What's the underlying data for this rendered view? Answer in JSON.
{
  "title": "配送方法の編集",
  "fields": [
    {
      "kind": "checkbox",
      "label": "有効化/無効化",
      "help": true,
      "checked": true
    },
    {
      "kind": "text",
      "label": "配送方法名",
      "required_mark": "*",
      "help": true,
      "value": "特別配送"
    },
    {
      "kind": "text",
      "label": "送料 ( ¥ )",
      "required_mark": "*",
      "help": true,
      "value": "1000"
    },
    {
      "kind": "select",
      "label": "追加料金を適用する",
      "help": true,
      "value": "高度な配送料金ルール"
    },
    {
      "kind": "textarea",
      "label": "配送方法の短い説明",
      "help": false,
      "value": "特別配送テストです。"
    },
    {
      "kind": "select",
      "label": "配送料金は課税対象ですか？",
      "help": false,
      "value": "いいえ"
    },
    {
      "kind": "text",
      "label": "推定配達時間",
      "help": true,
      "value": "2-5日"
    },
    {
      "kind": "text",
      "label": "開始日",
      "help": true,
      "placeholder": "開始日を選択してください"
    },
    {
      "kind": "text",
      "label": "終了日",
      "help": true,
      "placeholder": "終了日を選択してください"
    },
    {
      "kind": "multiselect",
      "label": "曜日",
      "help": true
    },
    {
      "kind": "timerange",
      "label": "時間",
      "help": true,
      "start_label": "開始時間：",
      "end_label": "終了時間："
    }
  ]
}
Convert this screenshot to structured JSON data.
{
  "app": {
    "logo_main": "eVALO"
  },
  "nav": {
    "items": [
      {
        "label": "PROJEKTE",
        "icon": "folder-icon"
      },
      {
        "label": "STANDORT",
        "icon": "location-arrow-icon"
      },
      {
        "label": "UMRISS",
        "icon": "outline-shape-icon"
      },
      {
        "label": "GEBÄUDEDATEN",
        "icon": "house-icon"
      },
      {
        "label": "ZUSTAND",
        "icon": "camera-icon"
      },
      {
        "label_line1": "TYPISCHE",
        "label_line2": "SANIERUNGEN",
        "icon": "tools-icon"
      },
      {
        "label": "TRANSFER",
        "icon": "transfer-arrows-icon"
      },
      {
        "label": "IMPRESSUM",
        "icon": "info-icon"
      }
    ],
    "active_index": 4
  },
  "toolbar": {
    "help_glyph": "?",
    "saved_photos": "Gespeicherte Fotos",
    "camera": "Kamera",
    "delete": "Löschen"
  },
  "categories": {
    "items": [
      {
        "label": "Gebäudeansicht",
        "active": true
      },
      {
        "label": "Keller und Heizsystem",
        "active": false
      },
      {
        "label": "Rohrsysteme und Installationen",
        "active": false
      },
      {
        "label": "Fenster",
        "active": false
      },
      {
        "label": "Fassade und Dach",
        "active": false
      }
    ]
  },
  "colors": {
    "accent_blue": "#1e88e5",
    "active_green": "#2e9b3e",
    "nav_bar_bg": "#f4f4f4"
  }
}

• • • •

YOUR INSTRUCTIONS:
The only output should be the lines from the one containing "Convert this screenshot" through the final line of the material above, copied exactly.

ANSWER:
Convert this screenshot to structured JSON data.
{
  "app": {
    "logo_main": "eVALO"
  },
  "nav": {
    "items": [
      {
        "label": "PROJEKTE",
        "icon": "folder-icon"
      },
      {
        "label": "STANDORT",
        "icon": "location-arrow-icon"
      },
      {
        "label": "UMRISS",
        "icon": "outline-shape-icon"
      },
      {
        "label": "GEBÄUDEDATEN",
        "icon": "house-icon"
      },
      {
        "label": "ZUSTAND",
        "icon": "camera-icon"
      },
      {
        "label_line1": "TYPISCHE",
        "label_line2": "SANIERUNGEN",
        "icon": "tools-icon"
      },
      {
        "label": "TRANSFER",
        "icon": "transfer-arrows-icon"
      },
      {
        "label": "IMPRESSUM",
        "icon": "info-icon"
      }
    ],
    "active_index": 4
  },
  "toolbar": {
    "help_glyph": "?",
    "saved_photos": "Gespeicherte Fotos",
    "camera": "Kamera",
    "delete": "Löschen"
  },
  "categories": {
    "items": [
      {
        "label": "Gebäudeansicht",
        "active": true
      },
      {
        "label": "Keller und Heizsystem",
        "active": false
      },
      {
        "label": "Rohrsysteme und Installationen",
        "active": false
      },
      {
        "label": "Fenster",
        "active": false
      },
      {
        "label": "Fassade und Dach",
        "active": false
      }
    ]
  },
  "colors": {
    "accent_blue": "#1e88e5",
    "active_green": "#2e9b3e",
    "nav_bar_bg": "#f4f4f4"
  }
}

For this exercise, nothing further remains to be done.